In two key regions, East Asia and the Middle East, we are entering a time of shifting stability. If the U.S. weakens its position in East Asia in the face of these challenges, the potential for at least Japan, despite being the only nation ever to thus far suffer a nuclear attack, to reverse its present courts and embrace a deterrent capability cannot be discounted. Further, cascading proliferation in the Middle East is a distinct possibility. The chances that especially Saudi Arabia and Egypt will sit back in the new strategic environment is hard to fathom, especially as the U.S. shifts its regional security role to more of an offshore balancer.
Nuclear weapons are here to stay. The genie is out and will not go back into the bottle.
Thomas Schelling wrote something that should startle anyone calling for a world of so-called Global Zero:
In summary, a ‘world without nuclear weapons’ would be a world in which the United States, Russia, Israel, China, and half a dozen or a dozen other countries would have hair-trigger mobilization plans to rebuild nuclear weapons and mobilize or commandeer delivery systems, and would have prepared targets to preempt other nations’ nuclear facilities, all in a high-alert status, with practice drills and secure emergency communications. Every crisis would be a nuclear crisis, any war could become a nuclear war.
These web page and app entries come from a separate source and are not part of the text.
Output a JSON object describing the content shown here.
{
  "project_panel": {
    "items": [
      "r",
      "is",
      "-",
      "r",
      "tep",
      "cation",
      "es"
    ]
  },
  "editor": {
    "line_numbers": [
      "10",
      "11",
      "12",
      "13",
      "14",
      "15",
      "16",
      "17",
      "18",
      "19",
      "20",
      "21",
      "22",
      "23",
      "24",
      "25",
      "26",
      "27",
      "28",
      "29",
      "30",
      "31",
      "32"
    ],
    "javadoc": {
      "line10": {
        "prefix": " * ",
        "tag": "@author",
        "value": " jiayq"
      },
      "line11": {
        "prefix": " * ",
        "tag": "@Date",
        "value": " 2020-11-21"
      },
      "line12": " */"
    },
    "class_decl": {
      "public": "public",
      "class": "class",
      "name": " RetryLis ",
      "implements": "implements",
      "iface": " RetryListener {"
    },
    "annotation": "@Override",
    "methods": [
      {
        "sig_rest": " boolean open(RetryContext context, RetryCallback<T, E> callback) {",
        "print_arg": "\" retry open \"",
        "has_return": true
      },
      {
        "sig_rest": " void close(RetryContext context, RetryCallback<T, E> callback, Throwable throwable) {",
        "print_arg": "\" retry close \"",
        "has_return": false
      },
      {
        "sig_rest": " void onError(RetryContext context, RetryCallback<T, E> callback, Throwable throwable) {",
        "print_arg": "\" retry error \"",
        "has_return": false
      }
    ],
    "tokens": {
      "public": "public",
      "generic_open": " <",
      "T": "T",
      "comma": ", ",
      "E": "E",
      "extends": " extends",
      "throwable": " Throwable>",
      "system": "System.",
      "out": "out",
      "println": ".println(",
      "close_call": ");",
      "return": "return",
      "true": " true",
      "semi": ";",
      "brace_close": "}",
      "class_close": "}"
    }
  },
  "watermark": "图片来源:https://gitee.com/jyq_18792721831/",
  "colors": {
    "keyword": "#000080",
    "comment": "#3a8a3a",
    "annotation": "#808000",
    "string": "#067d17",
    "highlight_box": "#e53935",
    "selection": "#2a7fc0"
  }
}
The urge to preempt would dominate; whoever gets the first few weapons will coerce or preempt. It would be a nervous world.
Limiting the flow of nuclear technology to dangerous international actors should continue. But this is not enough.
As alluded to earlier, Global Zero is a fantasy, despite having high profile Cold Warriors like Kissinger, Shultz, and Sam Nunn supporting it. Pre-emptive warfare of the kind embraced in 2003 with Saddam Hussein’s Iraq is ludicrous. It is expensive and unrealistic. Consequently, we are stuck with deterrence; however, imperfect such a solution might seem for both hawks and doves.
So while deterrence must be wholeheartedly re-embraced at the highest strategic levels, it will not look like the Cold War version. Then, the calculus, though difficult, was at least more understandable inasmuch as it was a bipolar game wherein the players were largely rational. Of course, even then, deterrence was far from simple. Imagine how much more difficult it will be to now be forced to embrace a new, flexible model that recognizes the new multipolarity of the nuclear order. First and foremost, American strategists need to get serious about deterrence and think through answers to this question.
Next, the U.S. will need a significant upgrading of its arsenal. Part of this will be to determine the relative weight of each leg of the strategic triad. Additionally, it will entail going through and making clear determinations as to what real red lines should be drawn and under what circumstances and in which strategic theaters of operation.
Few will be excited to consider these steps. They are not politically attractive. They will call forth more defense spending at a time when many Americans want to stop spending so much on guns and start focusing more on butter. They are too hot for doves that live in a world where no nuclear weapons seems to be an attainable goal. They are probably too cold for hawks that support constant intervention anywhere a rogue element might obtain these weapons.
Unfortunately, good policy is frequently not good politics. Yet that does not mean that the U.S. can afford to be caught flatfooted. As North Korea’s actions this week show, there time for creating a 21st century deterrence model to confront the new, “Golden Age of Proliferation” is now, irrespective of the politics.
This article was published by Geopolitical Monitor.com